*** Opening The input ***

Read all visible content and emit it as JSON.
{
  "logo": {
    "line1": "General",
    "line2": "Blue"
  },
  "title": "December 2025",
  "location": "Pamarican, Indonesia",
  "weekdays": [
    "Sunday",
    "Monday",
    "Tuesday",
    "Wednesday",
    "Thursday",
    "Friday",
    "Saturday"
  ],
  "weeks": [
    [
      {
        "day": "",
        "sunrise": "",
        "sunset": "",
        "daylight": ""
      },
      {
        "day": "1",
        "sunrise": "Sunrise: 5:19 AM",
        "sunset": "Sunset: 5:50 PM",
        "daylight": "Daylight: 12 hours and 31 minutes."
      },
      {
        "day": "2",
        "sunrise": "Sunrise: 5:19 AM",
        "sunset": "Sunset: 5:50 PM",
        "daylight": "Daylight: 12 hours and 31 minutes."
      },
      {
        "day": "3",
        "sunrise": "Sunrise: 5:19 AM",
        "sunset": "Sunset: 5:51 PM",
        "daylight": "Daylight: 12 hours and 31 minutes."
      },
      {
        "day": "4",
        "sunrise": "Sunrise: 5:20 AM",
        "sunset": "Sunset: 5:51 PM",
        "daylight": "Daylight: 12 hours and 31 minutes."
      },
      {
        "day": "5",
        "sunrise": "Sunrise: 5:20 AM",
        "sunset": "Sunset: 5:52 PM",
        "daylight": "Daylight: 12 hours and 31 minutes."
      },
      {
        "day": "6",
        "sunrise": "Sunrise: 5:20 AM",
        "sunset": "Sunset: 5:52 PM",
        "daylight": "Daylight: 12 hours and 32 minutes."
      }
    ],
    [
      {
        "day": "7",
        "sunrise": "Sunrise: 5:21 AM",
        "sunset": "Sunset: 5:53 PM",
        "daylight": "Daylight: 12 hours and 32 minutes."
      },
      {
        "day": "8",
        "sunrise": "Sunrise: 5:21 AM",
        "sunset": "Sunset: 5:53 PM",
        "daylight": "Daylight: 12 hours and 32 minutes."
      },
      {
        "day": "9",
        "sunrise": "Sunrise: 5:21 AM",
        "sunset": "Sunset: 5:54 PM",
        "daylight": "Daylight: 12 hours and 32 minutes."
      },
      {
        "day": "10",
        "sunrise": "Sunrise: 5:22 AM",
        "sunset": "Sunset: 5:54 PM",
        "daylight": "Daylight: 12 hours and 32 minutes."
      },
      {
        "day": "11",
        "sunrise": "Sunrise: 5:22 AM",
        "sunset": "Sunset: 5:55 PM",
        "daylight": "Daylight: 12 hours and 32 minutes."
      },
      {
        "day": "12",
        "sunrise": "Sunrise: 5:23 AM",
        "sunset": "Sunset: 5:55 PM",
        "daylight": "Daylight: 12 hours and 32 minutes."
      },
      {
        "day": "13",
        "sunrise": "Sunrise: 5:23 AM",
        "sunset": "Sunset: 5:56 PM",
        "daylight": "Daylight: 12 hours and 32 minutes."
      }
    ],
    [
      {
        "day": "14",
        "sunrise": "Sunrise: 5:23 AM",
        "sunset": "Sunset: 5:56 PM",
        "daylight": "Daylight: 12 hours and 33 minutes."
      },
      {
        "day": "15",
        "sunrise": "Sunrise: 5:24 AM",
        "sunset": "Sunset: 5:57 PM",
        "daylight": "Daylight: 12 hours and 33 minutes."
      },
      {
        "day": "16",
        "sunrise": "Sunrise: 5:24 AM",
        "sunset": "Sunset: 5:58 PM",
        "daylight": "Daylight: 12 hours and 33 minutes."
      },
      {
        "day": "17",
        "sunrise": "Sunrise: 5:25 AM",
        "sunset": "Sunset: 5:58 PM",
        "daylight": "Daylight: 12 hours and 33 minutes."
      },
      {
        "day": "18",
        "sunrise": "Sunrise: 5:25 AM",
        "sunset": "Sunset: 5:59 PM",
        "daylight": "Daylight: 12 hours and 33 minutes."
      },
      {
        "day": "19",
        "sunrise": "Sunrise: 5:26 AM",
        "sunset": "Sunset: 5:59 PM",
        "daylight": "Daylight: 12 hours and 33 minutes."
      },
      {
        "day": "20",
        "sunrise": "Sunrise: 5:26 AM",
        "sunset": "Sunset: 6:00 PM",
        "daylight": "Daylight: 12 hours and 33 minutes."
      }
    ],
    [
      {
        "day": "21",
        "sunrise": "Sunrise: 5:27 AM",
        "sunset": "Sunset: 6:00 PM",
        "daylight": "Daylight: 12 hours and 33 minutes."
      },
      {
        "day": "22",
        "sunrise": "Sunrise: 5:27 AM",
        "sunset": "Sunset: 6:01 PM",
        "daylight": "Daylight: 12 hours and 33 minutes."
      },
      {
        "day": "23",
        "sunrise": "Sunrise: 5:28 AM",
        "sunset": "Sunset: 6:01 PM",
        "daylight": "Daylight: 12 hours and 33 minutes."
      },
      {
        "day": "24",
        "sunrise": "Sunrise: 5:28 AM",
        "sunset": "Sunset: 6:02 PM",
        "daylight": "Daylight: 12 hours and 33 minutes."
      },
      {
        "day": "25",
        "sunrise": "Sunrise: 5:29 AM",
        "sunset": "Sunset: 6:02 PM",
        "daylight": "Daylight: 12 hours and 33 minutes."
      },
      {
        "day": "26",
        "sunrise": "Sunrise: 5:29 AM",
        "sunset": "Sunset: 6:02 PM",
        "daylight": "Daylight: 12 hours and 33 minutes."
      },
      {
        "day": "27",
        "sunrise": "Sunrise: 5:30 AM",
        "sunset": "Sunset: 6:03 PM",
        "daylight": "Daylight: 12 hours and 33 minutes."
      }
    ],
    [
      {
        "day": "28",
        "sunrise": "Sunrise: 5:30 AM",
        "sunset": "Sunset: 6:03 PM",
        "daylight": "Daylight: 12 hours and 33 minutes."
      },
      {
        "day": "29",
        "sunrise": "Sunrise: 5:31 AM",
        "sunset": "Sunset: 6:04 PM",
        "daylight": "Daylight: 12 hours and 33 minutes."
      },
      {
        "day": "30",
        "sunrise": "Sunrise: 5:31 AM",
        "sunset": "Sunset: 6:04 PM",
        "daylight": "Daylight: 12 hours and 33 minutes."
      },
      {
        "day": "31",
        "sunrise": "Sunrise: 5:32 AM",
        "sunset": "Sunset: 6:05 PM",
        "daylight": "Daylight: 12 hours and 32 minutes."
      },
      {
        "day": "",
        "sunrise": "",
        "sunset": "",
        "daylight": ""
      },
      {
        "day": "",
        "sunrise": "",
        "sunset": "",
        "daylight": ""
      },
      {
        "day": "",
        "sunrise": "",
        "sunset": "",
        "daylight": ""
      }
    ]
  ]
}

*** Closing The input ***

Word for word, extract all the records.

Read all visible content and emit it as JSON.
{
  "logo": {
    "line1": "General",
    "line2": "Blue"
  },
  "title": "December 2025",
  "location": "Pamarican, Indonesia",
  "weekdays": [
    "Sunday",
    "Monday",
    "Tuesday",
    "Wednesday",
    "Thursday",
    "Friday",
    "Saturday"
  ],
  "weeks": [
    [
      {
        "day": "",
        "sunrise": "",
        "sunset": "",
        "daylight": ""
      },
      {
        "day": "1",
        "sunrise": "Sunrise: 5:19 AM",
        "sunset": "Sunset: 5:50 PM",
        "daylight": "Daylight: 12 hours and 31 minutes."
      },
      {
        "day": "2",
        "sunrise": "Sunrise: 5:19 AM",
        "sunset": "Sunset: 5:50 PM",
        "daylight": "Daylight: 12 hours and 31 minutes."
      },
      {
        "day": "3",
        "sunrise": "Sunrise: 5:19 AM",
        "sunset": "Sunset: 5:51 PM",
        "daylight": "Daylight: 12 hours and 31 minutes."
      },
      {
        "day": "4",
        "sunrise": "Sunrise: 5:20 AM",
        "sunset": "Sunset: 5:51 PM",
        "daylight": "Daylight: 12 hours and 31 minutes."
      },
      {
        "day": "5",
        "sunrise": "Sunrise: 5:20 AM",
        "sunset": "Sunset: 5:52 PM",
        "daylight": "Daylight: 12 hours and 31 minutes."
      },
      {
        "day": "6",
        "sunrise": "Sunrise: 5:20 AM",
        "sunset": "Sunset: 5:52 PM",
        "daylight": "Daylight: 12 hours and 32 minutes."
      }
    ],
    [
      {
        "day": "7",
        "sunrise": "Sunrise: 5:21 AM",
        "sunset": "Sunset: 5:53 PM",
        "daylight": "Daylight: 12 hours and 32 minutes."
      },
      {
        "day": "8",
        "sunrise": "Sunrise: 5:21 AM",
        "sunset": "Sunset: 5:53 PM",
        "daylight": "Daylight: 12 hours and 32 minutes."
      },
      {
        "day": "9",
        "sunrise": "Sunrise: 5:21 AM",
        "sunset": "Sunset: 5:54 PM",
        "daylight": "Daylight: 12 hours and 32 minutes."
      },
      {
        "day": "10",
        "sunrise": "Sunrise: 5:22 AM",
        "sunset": "Sunset: 5:54 PM",
        "daylight": "Daylight: 12 hours and 32 minutes."
      },
      {
        "day": "11",
        "sunrise": "Sunrise: 5:22 AM",
        "sunset": "Sunset: 5:55 PM",
        "daylight": "Daylight: 12 hours and 32 minutes."
      },
      {
        "day": "12",
        "sunrise": "Sunrise: 5:23 AM",
        "sunset": "Sunset: 5:55 PM",
        "daylight": "Daylight: 12 hours and 32 minutes."
      },
      {
        "day": "13",
        "sunrise": "Sunrise: 5:23 AM",
        "sunset": "Sunset: 5:56 PM",
        "daylight": "Daylight: 12 hours and 32 minutes."
      }
    ],
    [
      {
        "day": "14",
        "sunrise": "Sunrise: 5:23 AM",
        "sunset": "Sunset: 5:56 PM",
        "daylight": "Daylight: 12 hours and 33 minutes."
      },
      {
        "day": "15",
        "sunrise": "Sunrise: 5:24 AM",
        "sunset": "Sunset: 5:57 PM",
        "daylight": "Daylight: 12 hours and 33 minutes."
      },
      {
        "day": "16",
        "sunrise": "Sunrise: 5:24 AM",
        "sunset": "Sunset: 5:58 PM",
        "daylight": "Daylight: 12 hours and 33 minutes."
      },
      {
        "day": "17",
        "sunrise": "Sunrise: 5:25 AM",
        "sunset": "Sunset: 5:58 PM",
        "daylight": "Daylight: 12 hours and 33 minutes."
      },
      {
        "day": "18",
        "sunrise": "Sunrise: 5:25 AM",
        "sunset": "Sunset: 5:59 PM",
        "daylight": "Daylight: 12 hours and 33 minutes."
      },
      {
        "day": "19",
        "sunrise": "Sunrise: 5:26 AM",
        "sunset": "Sunset: 5:59 PM",
        "daylight": "Daylight: 12 hours and 33 minutes."
      },
      {
        "day": "20",
        "sunrise": "Sunrise: 5:26 AM",
        "sunset": "Sunset: 6:00 PM",
        "daylight": "Daylight: 12 hours and 33 minutes."
      }
    ],
    [
      {
        "day": "21",
        "sunrise": "Sunrise: 5:27 AM",
        "sunset": "Sunset: 6:00 PM",
        "daylight": "Daylight: 12 hours and 33 minutes."
      },
      {
        "day": "22",
        "sunrise": "Sunrise: 5:27 AM",
        "sunset": "Sunset: 6:01 PM",
        "daylight": "Daylight: 12 hours and 33 minutes."
      },
      {
        "day": "23",
        "sunrise": "Sunrise: 5:28 AM",
        "sunset": "Sunset: 6:01 PM",
        "daylight": "Daylight: 12 hours and 33 minutes."
      },
      {
        "day": "24",
        "sunrise": "Sunrise: 5:28 AM",
        "sunset": "Sunset: 6:02 PM",
        "daylight": "Daylight: 12 hours and 33 minutes."
      },
      {
        "day": "25",
        "sunrise": "Sunrise: 5:29 AM",
        "sunset": "Sunset: 6:02 PM",
        "daylight": "Daylight: 12 hours and 33 minutes."
      },
      {
        "day": "26",
        "sunrise": "Sunrise: 5:29 AM",
        "sunset": "Sunset: 6:02 PM",
        "daylight": "Daylight: 12 hours and 33 minutes."
      },
      {
        "day": "27",
        "sunrise": "Sunrise: 5:30 AM",
        "sunset": "Sunset: 6:03 PM",
        "daylight": "Daylight: 12 hours and 33 minutes."
      }
    ],
    [
      {
        "day": "28",
        "sunrise": "Sunrise: 5:30 AM",
        "sunset": "Sunset: 6:03 PM",
        "daylight": "Daylight: 12 hours and 33 minutes."
      },
      {
        "day": "29",
        "sunrise": "Sunrise: 5:31 AM",
        "sunset": "Sunset: 6:04 PM",
        "daylight": "Daylight: 12 hours and 33 minutes."
      },
      {
        "day": "30",
        "sunrise": "Sunrise: 5:31 AM",
        "sunset": "Sunset: 6:04 PM",
        "daylight": "Daylight: 12 hours and 33 minutes."
      },
      {
        "day": "31",
        "sunrise": "Sunrise: 5:32 AM",
        "sunset": "Sunset: 6:05 PM",
        "daylight": "Daylight: 12 hours and 32 minutes."
      },
      {
        "day": "",
        "sunrise": "",
        "sunset": "",
        "daylight": ""
      },
      {
        "day": "",
        "sunrise": "",
        "sunset": "",
        "daylight": ""
      },
      {
        "day": "",
        "sunrise": "",
        "sunset": "",
        "daylight": ""
      }
    ]
  ]
}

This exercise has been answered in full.